Jeannetta Mitchell, a teacher at Presido Middle School, likes what she sees so far. “This is not a magic wand,” she says. “This just makes it more fun for them to learn.”
With the iPad, students have access to videos where math problems are explained step-by-step. Mitchell says, “That’s one of the best things about the iPad opposed to the book. It shows how to solve. The textbook just has the answers, no explanations of how to get there.”
Students may enjoy using the iPad, but have their grades improved?
When the study was first initiated, overall test scores for the class using the iPad were lower than those using the textbook. However, for Mitchell, she has found the key in getting the best out of the iPad. “I’ve used the videos in class a lot more and I’ve noticed that the grades have gotten a lot better,” she says. Mitchell continues to believe the iPad is an effective tool for learning.

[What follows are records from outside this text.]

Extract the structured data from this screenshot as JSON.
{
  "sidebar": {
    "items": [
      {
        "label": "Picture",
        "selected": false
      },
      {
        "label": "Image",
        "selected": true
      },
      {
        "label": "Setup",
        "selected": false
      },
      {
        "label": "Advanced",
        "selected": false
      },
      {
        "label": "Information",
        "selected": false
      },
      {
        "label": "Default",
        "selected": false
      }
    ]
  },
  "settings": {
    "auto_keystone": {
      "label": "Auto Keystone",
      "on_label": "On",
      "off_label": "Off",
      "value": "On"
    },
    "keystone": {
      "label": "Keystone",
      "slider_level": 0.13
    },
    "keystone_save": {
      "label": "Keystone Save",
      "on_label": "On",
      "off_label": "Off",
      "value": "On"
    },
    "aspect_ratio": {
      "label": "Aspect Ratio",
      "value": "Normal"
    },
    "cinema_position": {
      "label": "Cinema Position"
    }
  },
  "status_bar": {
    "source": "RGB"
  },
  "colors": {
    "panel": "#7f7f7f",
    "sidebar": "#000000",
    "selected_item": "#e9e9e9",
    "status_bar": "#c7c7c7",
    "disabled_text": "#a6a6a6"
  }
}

There’s no doubt that technology can improve our lives; however, is the iPad slowly replacing the role of a teacher? A teacher’s job is to help students understand how to find the answer, not encourage them to get help from their iPad. Are the basics of using a dictionary, thesaurus, or reading a map still taught or used in the classroom? Or has the convenience of the iPad replaced all of those basic skills?
By: Alexa Deacon